On New Year’s Eve, I had a call from Dr. West (I knew she was not calling to ring in 2011). A man had phoned Noah’s Ark wanting to euthanize his cat. Well, that was not going to happen on Dr. West’s watch without a very just cause (as we all know, she will not euthanize severely injured animals as long as they show the will to live and will try to eat–that’s why we love her!).
Anyway, the man said that his “male” cat was 25 pounds and was peeing all over the place. Dr. West suggested that if the cat was that large, he might be diabetic and the peeing was a symptom of the disease. The man said that perhaps his wife had mentioned that the cat had diabetes (he couldn’t quite remember). But, again, he just wanted the cat euthanized because they were tired of all the peeing everywhere except the litter pan.
“Had the cat been to see a vet?” Dr. West queried further. No straight answer on that either. “Was he neutered?” The owner thought so.
And that is where I came in.

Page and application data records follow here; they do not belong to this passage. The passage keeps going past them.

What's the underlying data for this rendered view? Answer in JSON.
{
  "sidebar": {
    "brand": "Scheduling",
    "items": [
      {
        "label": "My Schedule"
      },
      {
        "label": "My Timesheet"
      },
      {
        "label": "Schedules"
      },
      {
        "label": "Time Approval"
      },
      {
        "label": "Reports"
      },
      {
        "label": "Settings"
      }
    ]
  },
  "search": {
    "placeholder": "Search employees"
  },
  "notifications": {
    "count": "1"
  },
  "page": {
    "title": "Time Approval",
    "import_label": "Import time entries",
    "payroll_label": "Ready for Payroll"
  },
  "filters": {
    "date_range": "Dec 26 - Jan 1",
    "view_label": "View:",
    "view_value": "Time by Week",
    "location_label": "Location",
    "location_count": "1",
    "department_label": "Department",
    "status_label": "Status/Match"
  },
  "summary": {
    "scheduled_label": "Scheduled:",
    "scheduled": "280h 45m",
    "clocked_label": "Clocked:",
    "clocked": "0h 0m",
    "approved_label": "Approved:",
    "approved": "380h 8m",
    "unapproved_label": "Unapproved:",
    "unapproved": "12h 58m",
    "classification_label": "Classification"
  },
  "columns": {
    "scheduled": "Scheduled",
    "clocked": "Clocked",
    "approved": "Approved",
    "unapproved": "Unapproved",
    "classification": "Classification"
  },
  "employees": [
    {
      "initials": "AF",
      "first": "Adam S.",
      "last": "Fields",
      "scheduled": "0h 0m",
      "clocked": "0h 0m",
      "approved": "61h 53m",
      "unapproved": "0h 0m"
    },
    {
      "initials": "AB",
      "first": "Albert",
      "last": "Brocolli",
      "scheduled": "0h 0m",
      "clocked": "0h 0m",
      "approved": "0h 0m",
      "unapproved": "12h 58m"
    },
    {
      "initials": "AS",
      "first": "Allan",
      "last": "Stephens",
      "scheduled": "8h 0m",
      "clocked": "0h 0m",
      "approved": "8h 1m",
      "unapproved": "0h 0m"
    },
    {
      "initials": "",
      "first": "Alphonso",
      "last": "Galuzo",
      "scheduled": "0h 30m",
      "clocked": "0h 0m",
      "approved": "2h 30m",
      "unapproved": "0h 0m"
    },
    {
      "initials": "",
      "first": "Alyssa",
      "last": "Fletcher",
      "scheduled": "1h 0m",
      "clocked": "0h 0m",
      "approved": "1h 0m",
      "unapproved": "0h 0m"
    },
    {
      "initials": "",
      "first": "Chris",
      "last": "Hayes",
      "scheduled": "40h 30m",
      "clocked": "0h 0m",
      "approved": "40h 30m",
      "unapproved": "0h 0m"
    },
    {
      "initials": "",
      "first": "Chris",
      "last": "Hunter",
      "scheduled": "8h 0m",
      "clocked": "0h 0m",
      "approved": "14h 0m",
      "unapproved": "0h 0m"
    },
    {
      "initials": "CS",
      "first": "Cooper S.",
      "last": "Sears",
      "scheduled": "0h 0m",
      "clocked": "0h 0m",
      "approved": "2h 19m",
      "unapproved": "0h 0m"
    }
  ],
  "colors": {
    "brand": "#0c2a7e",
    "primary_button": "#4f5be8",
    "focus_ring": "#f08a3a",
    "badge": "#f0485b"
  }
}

In her frustration with the man who was bent on killing his cat, Dr. West asked me if Black and Orange would take the cat to save its life if the man would bring him to her. Of course, I went along with Dr. West’s plan, agreeing to a cat I had not seen and which might have been very ill.
As fate would have it, there were many, many fallacies to the man’s story. First off, the cat was a female named Rhatima. She was very gentle and a bit shy, but loved to be held and purred loudly once she felt secure.
Secondly, there was more to the man’s story than he had previously let on. Rhatima was the little girl in the family’s cat and she stayed in the little girl’s room, who loved her. The rest of the family was not very kind to Rhatima and so she hid out with the little girl–in a room with NO LITTER PAN. Because she was afraid to make a run for the litter box in a different part of the house, she peed in the little girl’s room (all of this came out when the little girl and the rest of the family arrived at Noah’s Ark to turn Rhatima in). The adults refused to put a litter pan in a bedroom.
The little girl was heartbroken to give up her cat and Rhatima was also very, very sad.
Besides not being male, Rhatima also did not weigh 25 pounds. While she is not a petite gal, she is by no means as large as some of mine. She only weighs 14 pounds and could use to lose a bit of weight, but is nowhere near 25 pounds!
After a barrage of tests and the removal of a bad tooth, Dr. West found no signs of any type of diseases. No diabetes. Rhatima was a healthy, older lady (she is 9), who had been with this family since she was a kitten and had not received any type of vet care in many, many years. Her hair looked greasy and she had a ton of dander (had anyone been petting this cat, I wondered).
In fact, Rhatima seemed a bit surprised when I put her into my spare bathroom and began touching her. Bobbie said it didn’t seem like she had been petted very much.
The poor cat was depressed and would not eat for the first two days. She didn’t venture forth from her carrier the first night. When she finally did leave the safety of the carrier, she hid in my bathroom cupboard and scuttled about, always keeping low to the floor, and never coming out when I was in the room.
And that is where she has been for the past week. She loves the cupboard and she is slowly coming out of her shell. She loves to be petted and brushed and her purr gets so loud sometimes that it rattles her whole body. She will sit in your lap forever, but when you put her down, she hunkers close to the ground and runs to her safe spot.
What in the world was going on in that house to make this poor cat so fearful?
But guess what? She is a champ about using the litter pan. She waits until I am not there and then she leaps in and does her business. So much for the final bit of untruth to Rhatima’s life story.
Not male. Not 25 pounds. Not sick. Not a “won’t use the litter pan” cat.
So Rhatima and I are now getting acquainted and she can have as much time as she needs to feel comfortable. She will need to be adopted into a household that is quiet and where she will be allowed to progress at her own pace. But I know we’ll find the perfect family. We always do.
Rhatima also is okay with other cats. Of course, Bean Bag and Apple Seed had to run right in to see her the first moment she was there. They hopped on top of her in her carrier. I told Dr. West that they would run to greet a rattlesnake and have no fear for their safety (after all, everyone loves them, right? And “mom” would never allow them to get hurt in any way!). Rhatima made a few feeble hisses at them as they licked her and climbed on her belly, then she finally gave up and touched noses. Who can resist the power of Apple Seed and Bean Bag? No one!
Rhatima is one of the lucky ones. If she had ended up at another vet’s office or with a large shelter, her ending might have been very different. No one would have taken the time to unravel the knots in her life story. No one would have taken a chance on a cat whose owners just wanted her killed.
No one but Dr. West and us!